Given #3b^2-6b+51=0#

We could apply the quadratic formula directly to obtain solutions,

but, noticing that all terms are divisible by #3#, we can reduce the complexity of calculations by replacing the given equation with

#color(white)("XXX")b^2-2b+17=0#

The quadratic formula tells us that for an equation in the form:

#color(white)("XXX")color(red)ax^2+color(blue)bx+color(green)c=0#

the solution(s) are given by:

#color(white)("XXX")x=(-color(blue)b+-sqrt(color(blue)b-4color(red)acolor(green)c))/(2color(red)a)#

The equation we have been given has complicated this situation (probably intentionally) by using #b# instead of #x# as it's variable.

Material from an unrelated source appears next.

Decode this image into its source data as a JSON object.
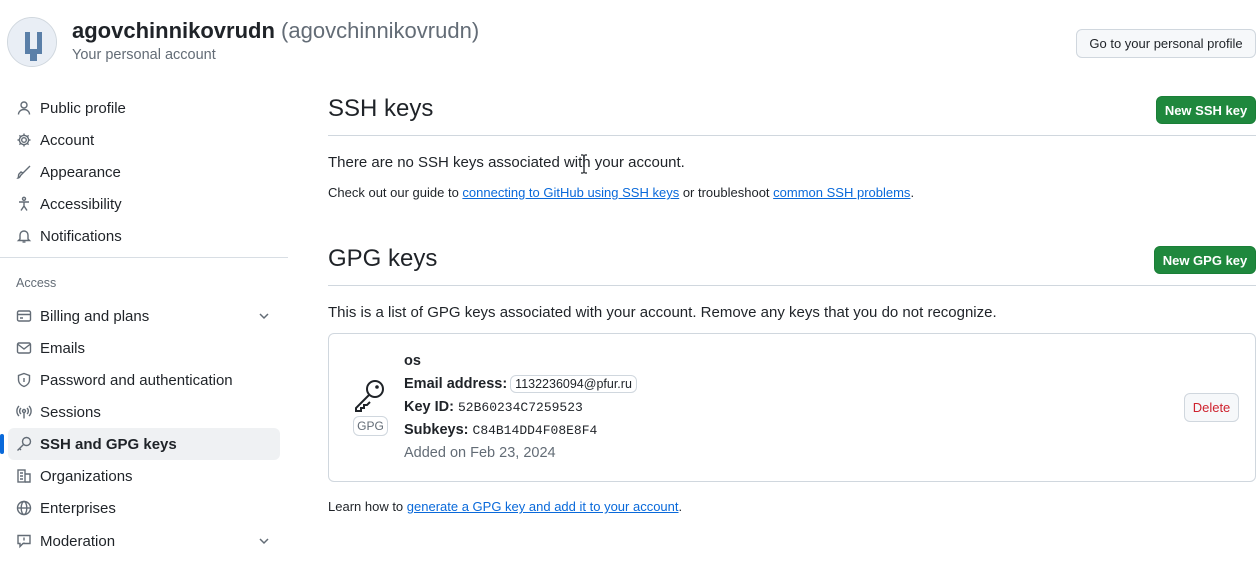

This can cause some confusion with the constant #color(blue)b# in the standard form of the quadratic formula.

Let's re-write the quadratic formula with #b# as the variable and different letters as the place-holder variables:

#color(white)("XXX")color(red)pb^2+color(blue)qb+color(green)r=0#

has solutions:

#color(white)("XXX")b=(-color(blue)q+-sqrt(color(blue)q^2-4color(red)pcolor(green)r))/(2color(red)p)#

Using #b^2color(blue)(-2)bcolor(green)(+17)=0# as our equation

we have

#color(white)("XXX")color(red)p=color(red)1# (by default)

#color(white)("XXX")color(blue)q=color(blue)(""(-2))#

#color(white)("XXX")color(green)r=color(green)(17)#

So the solutions are

#color(white)("XXX")b=(color(blue)2+-sqrt((color(blue)(""-2))^2-4 * color(red) 1 * color(green)(17)))/(2 * color(red)1)#

#color(white)("XXX")=(2+-sqrt(-64))/2=(2+-8sqrt(-1))/2 = 1+-4i#